  4. Hey that's a cool approach. Have you actually tried to bool substract the voronoi from the original box? While the initial extrude could solve a lot of problems (so simple, so good!) one of the stupid problems remain - the outer prims of the voronoi match the position of the outer prims on the box, and in some instances they will not bool properly, leaving a shell in some areas. A way to fix this is to add an additional extrude in the opposite direction to not only substract inside the box but to add some safety check to the boolean, but I feel this is not a very clean approach. I'll try some more and keep reporting, you seem to be interested in this as well ;-)
  5. I want to break off the other 'shell' of a building using a voronoi pattern. However, while the end result kinda works it is very unstable and error prone. Maybe someone here has a better approach. Here is what I am doing: 1. I select the prims and apply a voronoi. I cluster the pieces into larger groups. At this time this is only a surface as I have no insides. 2. I delete all other clusters but one random one. 3. I extrude the cluster along primitive / egde normal. Here the biggest problem occurs - depending on the complexity of the voronoi, if I extrude it too much I get intersections which cause problems in the next step. 4. I use a Boolean SOP to substract the extruded cluster from my original building. This example looks fine, but as you can imagine, if I have intersections with the cluster the whole boolean goes bonkers. Any recommendations for a different, more flexible and stable approach?

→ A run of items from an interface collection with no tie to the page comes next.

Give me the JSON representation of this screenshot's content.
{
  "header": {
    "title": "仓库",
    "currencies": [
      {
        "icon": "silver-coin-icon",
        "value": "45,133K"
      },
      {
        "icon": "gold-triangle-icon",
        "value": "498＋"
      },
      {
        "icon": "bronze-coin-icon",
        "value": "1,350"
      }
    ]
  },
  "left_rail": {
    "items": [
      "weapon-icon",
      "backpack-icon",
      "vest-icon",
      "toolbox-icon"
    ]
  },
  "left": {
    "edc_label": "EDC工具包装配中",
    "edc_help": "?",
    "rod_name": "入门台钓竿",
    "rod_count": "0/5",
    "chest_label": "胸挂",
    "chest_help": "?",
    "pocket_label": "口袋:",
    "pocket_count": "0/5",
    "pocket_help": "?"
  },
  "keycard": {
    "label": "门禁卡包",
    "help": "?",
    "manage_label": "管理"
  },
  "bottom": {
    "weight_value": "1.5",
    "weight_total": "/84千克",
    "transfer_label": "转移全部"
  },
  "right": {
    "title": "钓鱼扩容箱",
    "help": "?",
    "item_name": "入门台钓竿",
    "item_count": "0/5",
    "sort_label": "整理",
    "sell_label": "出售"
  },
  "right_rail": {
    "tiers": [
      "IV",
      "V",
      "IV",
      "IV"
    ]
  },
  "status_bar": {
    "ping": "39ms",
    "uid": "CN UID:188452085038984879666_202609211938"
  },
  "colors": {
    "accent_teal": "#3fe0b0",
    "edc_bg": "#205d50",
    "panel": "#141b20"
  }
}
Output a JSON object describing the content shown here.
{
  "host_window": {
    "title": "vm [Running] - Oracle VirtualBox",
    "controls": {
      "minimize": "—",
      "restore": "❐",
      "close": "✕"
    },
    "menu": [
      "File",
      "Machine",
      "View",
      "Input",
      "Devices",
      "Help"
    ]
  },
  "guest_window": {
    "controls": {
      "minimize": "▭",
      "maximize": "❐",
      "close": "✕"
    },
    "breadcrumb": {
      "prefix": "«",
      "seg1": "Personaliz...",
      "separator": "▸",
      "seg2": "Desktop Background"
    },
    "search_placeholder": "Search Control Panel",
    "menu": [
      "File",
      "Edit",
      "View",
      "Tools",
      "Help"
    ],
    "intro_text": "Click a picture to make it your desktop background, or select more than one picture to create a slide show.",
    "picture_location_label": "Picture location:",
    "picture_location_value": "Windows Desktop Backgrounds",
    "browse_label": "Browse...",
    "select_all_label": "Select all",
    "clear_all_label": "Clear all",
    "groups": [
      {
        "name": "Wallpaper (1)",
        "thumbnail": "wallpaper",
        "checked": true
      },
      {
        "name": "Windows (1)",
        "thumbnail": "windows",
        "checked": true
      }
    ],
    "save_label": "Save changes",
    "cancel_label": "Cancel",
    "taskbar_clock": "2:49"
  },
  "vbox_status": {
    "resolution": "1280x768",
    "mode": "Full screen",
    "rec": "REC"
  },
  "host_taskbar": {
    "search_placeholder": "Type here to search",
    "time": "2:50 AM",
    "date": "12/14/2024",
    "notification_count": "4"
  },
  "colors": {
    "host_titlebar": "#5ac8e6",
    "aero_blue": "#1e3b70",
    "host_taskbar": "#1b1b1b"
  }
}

  6. Hello. I've been trying to solve this on my own for some time now but haven't been able to come to a good conclusion. If you have an idea how to solve this without following my current approach please also tell me, I'm very open for any idea that will help me to reach the desired result. I am trying to create an effect where I am able to take any kind of geometry (mostly architectural wall pieces, based on single tiles that have been merged) and 'break off' some of it's out hull to achieve this very typical, run-down wall look: IMAGE link The steps I have currently are (see attached images) Step1: The base mesh is a merged object made up of individual tiles. I'm fairly new to Houdini, so I might not have created these in an optimal way. Any suggestions on how to improve are very welcome. From these merged objects I get a bunch of groups that I am using later. Step2: From the "base" group, which is just the facade without any of the other pieces I create a bunch of large voronoi clusters. Step3: I chose one of the voronoi clusers and, since the object I used to create the voronoi clusers was flat I extrude it. Step4: I try to apply a Bool SOP to substract the voronoi cluser from the original base mesh. It 'kinda' works, but there are many artifacts, and with no setting I am receiving a clean result. When I replace either the base mesh or the voronoi cluster with a simple geometry I receive great results, but both together are not working properly. There are many areas that I know could be problematic, but I've been unable to fix this. Is my approach spoiled alltogether? Should I do a different thing? I cannot create the windows after the bool, as I want to have a pool of many different facade pieces and then apply this breaking effect to a collection of them. Any advise is greatly appreciated! I have attached the .hip file of course as well: bool_problem.hiplc